The virus reportedly causes mild to severe respiratory illness with symptoms of fever, cough and shortness of breath, with symptoms appearing as few as two days or as long as two weeks after exposure, the CDC said.
Of the 63 lab specimens sent to the CDC so far for testing, two have been positive and 11 have been negative, she said. The rest are either in transit or pending results, which take four to six hours once the test is started, she said. As health care providers and local and state health officials evaluate patients and send specimens for testing, Messonier said, "this is a sign the public health system is working."
She predicted that the United States would see additional patients with the virus, either among travelers from China or close contacts of those travelers.
Screening of passengers arriving at five U.S. airports for signs of fever will continue, but may be reevaluated in light of China's ban on outgoing travel from Wuhan, said Dr. Martin Cetron, director of the CDC's division of global migration and quarantine.
The CDC has deployed staff to help with the screenings at New York's JFK International Airport, Chicago O'Hare, San Francisco, Los Angeles and Atlanta airports.
Moe than 2,000 passengers had been screened as of Thursday, Cetron said, and only one had been referred for additional medical evaluation — which was negative for the virus. Both U.S. patients arrived before screening was started, and did not have a fever or other symptoms upon arrival.
The primary effort now, Cetron said, must be made at the state and local level to identify new cases and their close contacts.
However, U.S. Sen. Bob Menendez, a New Jersey Democrat, on Friday renewed his call for the CDC to extend screening to patients arriving at Newark Liberty International Airport. Menendezco-hosted a briefing by federal health officials for senators about the emerging outbreak Friday.
"The Chinese government has taken steps to share information with international health experts, and we encourage their cooperation and transparency as this situation unfolds," said the senator, ranking member of the Senate Foreign Relations Committee.
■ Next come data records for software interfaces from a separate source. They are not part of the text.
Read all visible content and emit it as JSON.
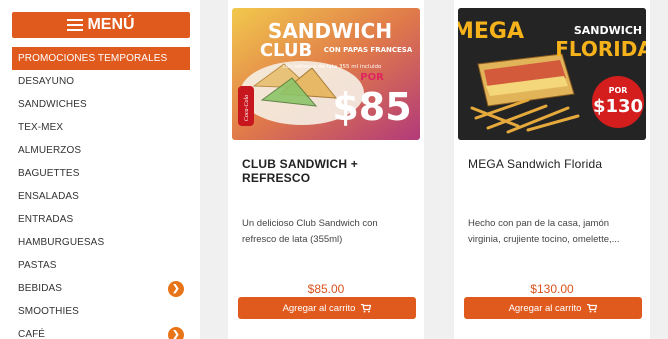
{
  "sidebar": {
    "title": "MENÚ",
    "items": [
      {
        "label": "PROMOCIONES TEMPORALES",
        "active": true,
        "expand": false
      },
      {
        "label": "DESAYUNO",
        "active": false,
        "expand": false
      },
      {
        "label": "SANDWICHES",
        "active": false,
        "expand": false
      },
      {
        "label": "TEX-MEX",
        "active": false,
        "expand": false
      },
      {
        "label": "ALMUERZOS",
        "active": false,
        "expand": false
      },
      {
        "label": "BAGUETTES",
        "active": false,
        "expand": false
      },
      {
        "label": "ENSALADAS",
        "active": false,
        "expand": false
      },
      {
        "label": "ENTRADAS",
        "active": false,
        "expand": false
      },
      {
        "label": "HAMBURGUESAS",
        "active": false,
        "expand": false
      },
      {
        "label": "PASTAS",
        "active": false,
        "expand": false
      },
      {
        "label": "BEBIDAS",
        "active": false,
        "expand": true
      },
      {
        "label": "SMOOTHIES",
        "active": false,
        "expand": false
      },
      {
        "label": "CAFÉ",
        "active": false,
        "expand": true
      }
    ]
  },
  "products": [
    {
      "image": {
        "line1": "SANDWICH",
        "line2": "CLUB",
        "tagline": "CON PAPAS FRANCESA",
        "subline": "con refresco de lata 355 ml incluido",
        "por": "POR",
        "price": "$85",
        "soda": "Coca-Cola"
      },
      "title": "CLUB SANDWICH + REFRESCO",
      "description": "Un delicioso Club Sandwich con refresco de lata (355ml)",
      "price": "$85.00",
      "button": "Agregar al carrito"
    },
    {
      "image": {
        "line1": "MEGA",
        "line2": "SANDWICH",
        "line3": "FLORIDA",
        "por": "POR",
        "price": "$130"
      },
      "title": "MEGA Sandwich Florida",
      "description": "Hecho con pan de la casa, jamón virginia, crujiente tocino, omelette,...",
      "price": "$130.00",
      "button": "Agregar al carrito"
    }
  ],
  "colors": {
    "accent": "#e05a1e",
    "price": "#d9531e"
  }
}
In China, most of the fatalities have been among older adults with underlying health conditions, according to Chinese health authorities